Argentinean artist Alexandra Kehayoglou produces handmade wool rugs as unique works of art, with a hand-tufting process that takes several months to complete. Her powerful works merge traditional rug-making techniques with detailed site analysis, drone footage and photography. The artist takes inspirations from the landscape of her native Argentina—forests, desert islands, Patagonian glaciers, and the pastizales (grasslands) where the sheep from which the wool is sheared also graze.
One of her most recent pieces is Santa Cruz River, for NGV Triennial, which documents the proposed site of two major hydroelectricity dams on the Santa Cruz River in Argentina – the last free-flowing wild river in the country. The tapestry measures 10mx4.6m, mounted three meters up a wall and flow seven meters out onto the floor in the ground-floor space of the NGV. “People will be able to lie on it, walk on it, interact with it,” says Kehayoglou. It took two and half months to weave the carpet, but the project started a year ago with two visits to the river and two study carpets of the place.

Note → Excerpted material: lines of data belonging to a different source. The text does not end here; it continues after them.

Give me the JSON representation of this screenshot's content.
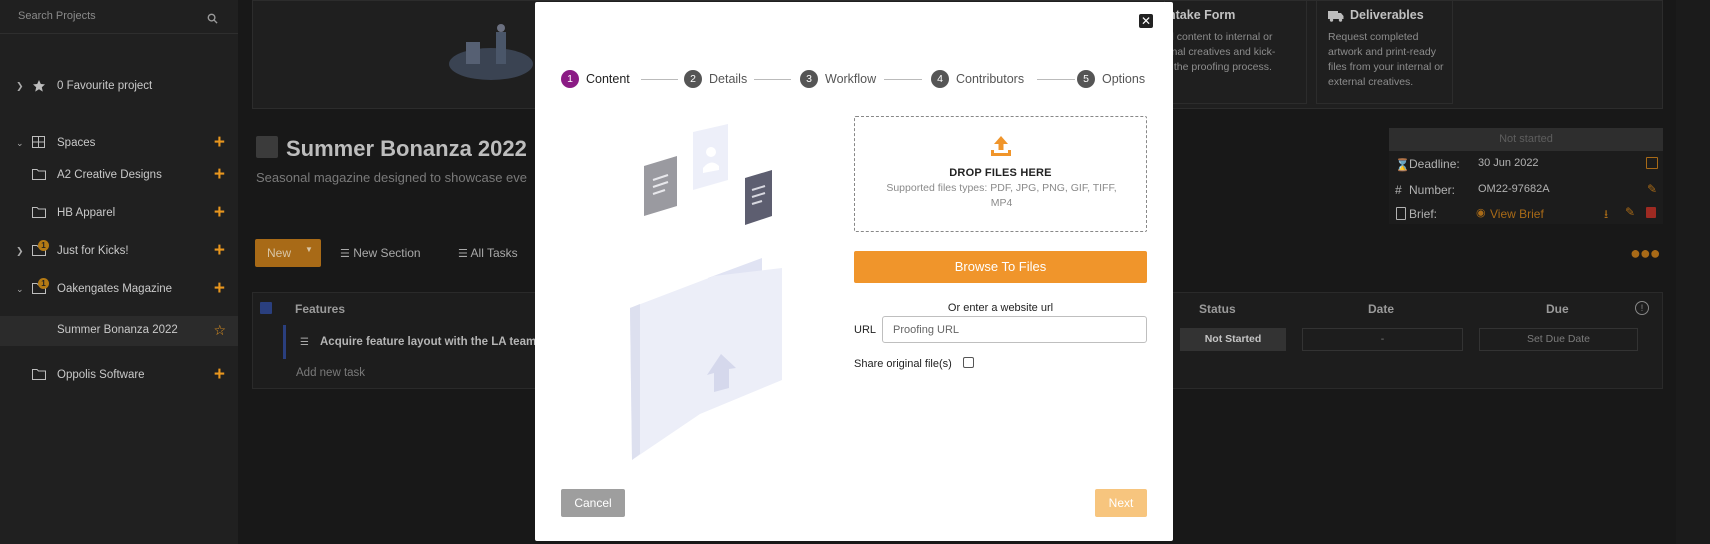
{
  "sidebar": {
    "search_placeholder": "Search Projects",
    "favourites": "0 Favourite project",
    "spaces": "Spaces",
    "items": [
      {
        "label": "A2 Creative Designs"
      },
      {
        "label": "HB Apparel"
      },
      {
        "label": "Just for Kicks!",
        "badge": "1"
      },
      {
        "label": "Oakengates Magazine",
        "badge": "1"
      },
      {
        "label": "Summer Bonanza 2022"
      },
      {
        "label": "Oppolis Software"
      }
    ]
  },
  "background": {
    "card_intake": {
      "title": "ntake Form",
      "text": "d content to internal or\nrnal creatives and kick-\nt the proofing process."
    },
    "card_deliverables": {
      "title": "Deliverables",
      "text": "Request completed\nartwork and print-ready\nfiles from your internal or\nexternal creatives."
    },
    "project_title": "Summer Bonanza 2022",
    "project_subtitle": "Seasonal magazine designed to showcase eve",
    "toolbar": {
      "new": "New",
      "new_section": "New Section",
      "all_tasks": "All Tasks"
    },
    "table": {
      "col_features": "Features",
      "col_status": "Status",
      "col_date": "Date",
      "col_due": "Due",
      "task": "Acquire feature layout with the LA team",
      "status": "Not Started",
      "date": "-",
      "due_placeholder": "Set Due Date",
      "add_task": "Add new task"
    },
    "info": {
      "status": "Not started",
      "deadline_label": "Deadline:",
      "deadline_value": "30 Jun 2022",
      "number_label": "Number:",
      "number_value": "OM22-97682A",
      "brief_label": "Brief:",
      "brief_link": "View Brief"
    }
  },
  "modal": {
    "steps": [
      {
        "num": "1",
        "label": "Content"
      },
      {
        "num": "2",
        "label": "Details"
      },
      {
        "num": "3",
        "label": "Workflow"
      },
      {
        "num": "4",
        "label": "Contributors"
      },
      {
        "num": "5",
        "label": "Options"
      }
    ],
    "current_step": 1,
    "drop_title": "DROP FILES HERE",
    "drop_sub": "Supported files types: PDF, JPG, PNG, GIF, TIFF, MP4",
    "browse": "Browse To Files",
    "or_url": "Or enter a website url",
    "url_label": "URL",
    "url_placeholder": "Proofing URL",
    "share_label": "Share original file(s)",
    "share_checked": false,
    "cancel": "Cancel",
    "next": "Next"
  },
  "colors": {
    "accent": "#f0952b",
    "step_active": "#8b1b85",
    "next_disabled": "#f7c57e",
    "cancel": "#9e9e9e"
  }
}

The role of art for her, as she mentioned in an interview, is that it’s a tool or medium to put light on a reality; it is about communicating something that has the power to make a significant effect in the body and the way that we sense what surrounds us. Born in Buenos Aires in 1981, Kehayoglou has made a name for creating large textile sculpture. She recently also worked together with architecture design company MVRDV to create a theater’s interior for JUT Foundation, located at Taipei, Taiwan.
Previous article about Alexandra Kehayoglou’s work on Trendland here